◆ **Records for processing**:

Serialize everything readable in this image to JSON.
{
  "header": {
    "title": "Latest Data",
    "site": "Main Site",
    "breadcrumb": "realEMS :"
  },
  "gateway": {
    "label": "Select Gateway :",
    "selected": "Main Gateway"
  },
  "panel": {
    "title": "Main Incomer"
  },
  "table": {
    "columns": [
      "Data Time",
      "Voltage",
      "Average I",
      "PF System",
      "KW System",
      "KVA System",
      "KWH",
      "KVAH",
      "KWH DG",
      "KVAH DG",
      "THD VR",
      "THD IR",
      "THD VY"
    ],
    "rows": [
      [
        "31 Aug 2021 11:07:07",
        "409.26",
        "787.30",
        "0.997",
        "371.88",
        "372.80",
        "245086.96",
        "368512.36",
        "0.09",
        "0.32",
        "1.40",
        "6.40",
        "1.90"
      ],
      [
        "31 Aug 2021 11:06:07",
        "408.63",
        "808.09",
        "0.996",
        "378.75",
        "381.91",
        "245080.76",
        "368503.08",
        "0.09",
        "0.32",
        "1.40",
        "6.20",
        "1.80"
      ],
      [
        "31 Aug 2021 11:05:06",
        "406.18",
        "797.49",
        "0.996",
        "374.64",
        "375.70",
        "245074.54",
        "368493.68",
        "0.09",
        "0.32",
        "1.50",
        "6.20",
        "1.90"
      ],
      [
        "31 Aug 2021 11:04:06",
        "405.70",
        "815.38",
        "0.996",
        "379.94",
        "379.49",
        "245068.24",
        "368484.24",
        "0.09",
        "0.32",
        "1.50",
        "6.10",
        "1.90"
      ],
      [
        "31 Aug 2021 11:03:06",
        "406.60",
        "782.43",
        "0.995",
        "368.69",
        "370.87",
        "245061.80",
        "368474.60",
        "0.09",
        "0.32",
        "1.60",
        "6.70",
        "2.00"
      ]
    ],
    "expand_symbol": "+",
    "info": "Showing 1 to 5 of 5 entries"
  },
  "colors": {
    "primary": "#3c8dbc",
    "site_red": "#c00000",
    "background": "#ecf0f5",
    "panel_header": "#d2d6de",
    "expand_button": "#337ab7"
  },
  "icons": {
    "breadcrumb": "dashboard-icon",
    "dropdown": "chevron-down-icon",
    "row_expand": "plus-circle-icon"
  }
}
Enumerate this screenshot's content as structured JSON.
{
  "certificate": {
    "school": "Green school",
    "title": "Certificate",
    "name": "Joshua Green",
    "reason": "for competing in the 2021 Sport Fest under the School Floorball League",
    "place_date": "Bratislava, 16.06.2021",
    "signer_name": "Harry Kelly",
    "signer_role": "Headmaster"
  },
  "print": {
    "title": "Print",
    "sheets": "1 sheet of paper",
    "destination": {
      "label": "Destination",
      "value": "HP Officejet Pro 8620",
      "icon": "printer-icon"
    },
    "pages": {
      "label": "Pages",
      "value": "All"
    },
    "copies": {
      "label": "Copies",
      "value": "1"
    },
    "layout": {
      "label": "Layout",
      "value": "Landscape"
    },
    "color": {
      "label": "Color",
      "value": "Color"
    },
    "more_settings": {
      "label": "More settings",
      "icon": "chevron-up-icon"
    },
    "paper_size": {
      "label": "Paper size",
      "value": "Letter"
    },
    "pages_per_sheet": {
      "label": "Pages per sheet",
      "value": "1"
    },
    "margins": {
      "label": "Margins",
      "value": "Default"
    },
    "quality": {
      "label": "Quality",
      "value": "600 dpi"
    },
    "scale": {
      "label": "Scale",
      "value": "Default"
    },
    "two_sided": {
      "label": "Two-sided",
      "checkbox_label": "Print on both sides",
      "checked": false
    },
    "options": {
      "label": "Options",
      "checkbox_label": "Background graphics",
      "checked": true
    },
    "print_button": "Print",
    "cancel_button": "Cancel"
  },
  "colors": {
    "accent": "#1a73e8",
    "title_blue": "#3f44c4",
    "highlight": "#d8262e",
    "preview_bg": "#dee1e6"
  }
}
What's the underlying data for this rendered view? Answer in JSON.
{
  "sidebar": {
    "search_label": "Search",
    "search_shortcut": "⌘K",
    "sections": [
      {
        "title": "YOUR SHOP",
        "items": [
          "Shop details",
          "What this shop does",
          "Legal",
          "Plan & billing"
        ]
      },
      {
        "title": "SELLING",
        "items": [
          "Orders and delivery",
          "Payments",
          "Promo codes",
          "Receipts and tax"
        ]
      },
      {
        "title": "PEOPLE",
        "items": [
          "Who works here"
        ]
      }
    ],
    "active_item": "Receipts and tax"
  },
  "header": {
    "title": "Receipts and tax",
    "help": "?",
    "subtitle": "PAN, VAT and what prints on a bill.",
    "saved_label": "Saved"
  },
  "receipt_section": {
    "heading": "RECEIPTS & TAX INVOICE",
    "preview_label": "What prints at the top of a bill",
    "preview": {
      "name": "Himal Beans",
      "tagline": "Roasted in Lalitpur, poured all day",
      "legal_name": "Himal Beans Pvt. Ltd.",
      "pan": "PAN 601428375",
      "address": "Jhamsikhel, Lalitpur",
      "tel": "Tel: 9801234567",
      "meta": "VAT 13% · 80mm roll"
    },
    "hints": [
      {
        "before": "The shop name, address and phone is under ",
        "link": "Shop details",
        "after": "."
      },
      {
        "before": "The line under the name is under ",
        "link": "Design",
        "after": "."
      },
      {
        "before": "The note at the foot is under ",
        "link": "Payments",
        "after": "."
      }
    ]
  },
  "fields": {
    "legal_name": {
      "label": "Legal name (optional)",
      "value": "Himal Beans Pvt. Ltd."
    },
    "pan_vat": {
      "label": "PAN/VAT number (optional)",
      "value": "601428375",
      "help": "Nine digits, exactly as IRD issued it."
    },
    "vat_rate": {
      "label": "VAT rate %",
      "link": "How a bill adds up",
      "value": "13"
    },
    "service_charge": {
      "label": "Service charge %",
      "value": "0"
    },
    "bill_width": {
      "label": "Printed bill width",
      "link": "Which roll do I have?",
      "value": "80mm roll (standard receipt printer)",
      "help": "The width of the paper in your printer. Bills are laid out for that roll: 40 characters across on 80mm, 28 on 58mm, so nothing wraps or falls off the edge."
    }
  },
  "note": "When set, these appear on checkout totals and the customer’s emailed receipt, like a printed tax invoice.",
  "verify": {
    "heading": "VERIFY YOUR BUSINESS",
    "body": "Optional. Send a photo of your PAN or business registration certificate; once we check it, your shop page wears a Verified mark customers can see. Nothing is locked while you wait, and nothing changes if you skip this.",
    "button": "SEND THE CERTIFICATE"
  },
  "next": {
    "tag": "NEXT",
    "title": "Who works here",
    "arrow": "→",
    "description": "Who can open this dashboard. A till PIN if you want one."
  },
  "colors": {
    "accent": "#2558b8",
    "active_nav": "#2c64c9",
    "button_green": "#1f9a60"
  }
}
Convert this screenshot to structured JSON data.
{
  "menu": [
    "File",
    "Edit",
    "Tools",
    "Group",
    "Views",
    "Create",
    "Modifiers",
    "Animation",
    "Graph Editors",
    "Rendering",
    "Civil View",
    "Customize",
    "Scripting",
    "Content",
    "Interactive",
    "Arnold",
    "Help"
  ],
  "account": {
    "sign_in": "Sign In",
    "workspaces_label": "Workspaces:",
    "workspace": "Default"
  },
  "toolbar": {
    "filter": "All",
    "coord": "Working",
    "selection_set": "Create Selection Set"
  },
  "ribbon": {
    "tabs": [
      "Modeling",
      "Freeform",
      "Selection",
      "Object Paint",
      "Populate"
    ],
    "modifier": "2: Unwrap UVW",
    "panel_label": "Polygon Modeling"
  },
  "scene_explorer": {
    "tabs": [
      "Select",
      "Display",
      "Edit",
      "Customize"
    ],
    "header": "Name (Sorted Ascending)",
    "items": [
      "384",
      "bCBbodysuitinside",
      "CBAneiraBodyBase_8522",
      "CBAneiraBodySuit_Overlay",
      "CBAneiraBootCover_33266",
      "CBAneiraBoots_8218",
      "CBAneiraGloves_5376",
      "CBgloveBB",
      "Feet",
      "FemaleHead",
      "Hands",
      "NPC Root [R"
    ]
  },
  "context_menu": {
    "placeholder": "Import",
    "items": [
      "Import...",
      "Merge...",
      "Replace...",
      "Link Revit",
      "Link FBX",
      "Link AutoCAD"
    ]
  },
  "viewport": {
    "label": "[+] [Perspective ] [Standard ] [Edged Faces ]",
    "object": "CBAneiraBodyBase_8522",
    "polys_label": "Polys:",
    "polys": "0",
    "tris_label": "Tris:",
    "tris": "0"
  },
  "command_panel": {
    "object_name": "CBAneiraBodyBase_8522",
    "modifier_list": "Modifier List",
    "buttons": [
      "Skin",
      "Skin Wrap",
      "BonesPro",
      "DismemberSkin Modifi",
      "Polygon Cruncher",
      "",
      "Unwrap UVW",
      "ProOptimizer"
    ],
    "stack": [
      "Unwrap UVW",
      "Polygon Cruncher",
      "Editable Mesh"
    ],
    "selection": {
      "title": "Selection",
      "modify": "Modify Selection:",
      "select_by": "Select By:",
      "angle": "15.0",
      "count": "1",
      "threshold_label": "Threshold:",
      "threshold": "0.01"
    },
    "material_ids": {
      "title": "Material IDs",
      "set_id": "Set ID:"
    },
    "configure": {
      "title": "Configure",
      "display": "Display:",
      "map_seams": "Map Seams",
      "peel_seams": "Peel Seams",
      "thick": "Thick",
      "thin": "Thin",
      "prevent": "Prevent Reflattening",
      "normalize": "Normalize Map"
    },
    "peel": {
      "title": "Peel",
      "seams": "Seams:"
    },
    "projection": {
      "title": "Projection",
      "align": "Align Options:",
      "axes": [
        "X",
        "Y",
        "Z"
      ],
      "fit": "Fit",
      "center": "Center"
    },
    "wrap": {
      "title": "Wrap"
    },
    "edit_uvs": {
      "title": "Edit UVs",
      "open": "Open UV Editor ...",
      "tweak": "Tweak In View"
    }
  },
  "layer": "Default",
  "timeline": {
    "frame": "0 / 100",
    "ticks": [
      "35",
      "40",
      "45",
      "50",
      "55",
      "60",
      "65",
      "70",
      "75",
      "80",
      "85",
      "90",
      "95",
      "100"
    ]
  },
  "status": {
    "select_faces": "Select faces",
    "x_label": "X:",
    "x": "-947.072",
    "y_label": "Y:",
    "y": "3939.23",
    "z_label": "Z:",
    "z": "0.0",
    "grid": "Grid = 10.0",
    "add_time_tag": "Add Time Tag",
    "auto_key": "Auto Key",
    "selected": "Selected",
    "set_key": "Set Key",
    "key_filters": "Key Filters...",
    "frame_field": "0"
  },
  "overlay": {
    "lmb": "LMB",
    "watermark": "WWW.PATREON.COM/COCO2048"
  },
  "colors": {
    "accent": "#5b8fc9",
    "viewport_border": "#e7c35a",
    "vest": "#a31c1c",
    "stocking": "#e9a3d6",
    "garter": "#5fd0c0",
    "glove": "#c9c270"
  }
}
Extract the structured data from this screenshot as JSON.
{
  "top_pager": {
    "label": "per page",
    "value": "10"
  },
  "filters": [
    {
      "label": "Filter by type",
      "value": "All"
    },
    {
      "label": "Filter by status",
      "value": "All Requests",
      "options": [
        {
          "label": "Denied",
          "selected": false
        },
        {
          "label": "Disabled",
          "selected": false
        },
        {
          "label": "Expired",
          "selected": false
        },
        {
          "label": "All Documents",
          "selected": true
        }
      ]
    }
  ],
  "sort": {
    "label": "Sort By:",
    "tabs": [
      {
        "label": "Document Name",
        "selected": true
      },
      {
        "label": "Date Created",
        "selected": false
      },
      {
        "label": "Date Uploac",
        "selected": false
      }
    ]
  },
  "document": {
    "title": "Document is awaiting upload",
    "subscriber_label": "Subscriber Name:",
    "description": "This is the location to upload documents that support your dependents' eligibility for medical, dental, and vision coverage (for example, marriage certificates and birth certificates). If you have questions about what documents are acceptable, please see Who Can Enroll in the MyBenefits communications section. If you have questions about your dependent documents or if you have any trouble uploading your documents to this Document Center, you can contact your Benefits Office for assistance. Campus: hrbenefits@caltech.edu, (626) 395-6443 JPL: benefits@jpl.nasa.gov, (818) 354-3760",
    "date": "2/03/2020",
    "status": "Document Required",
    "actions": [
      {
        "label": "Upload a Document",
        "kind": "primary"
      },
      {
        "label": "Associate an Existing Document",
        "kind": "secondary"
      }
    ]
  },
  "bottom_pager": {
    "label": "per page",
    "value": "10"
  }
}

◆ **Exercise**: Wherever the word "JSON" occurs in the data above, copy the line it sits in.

◆ **Finished exercise**:
Serialize everything readable in this image to JSON.
Enumerate this screenshot's content as structured JSON.
What's the underlying data for this rendered view? Answer in JSON.
Convert this screenshot to structured JSON data.
Extract the structured data from this screenshot as JSON.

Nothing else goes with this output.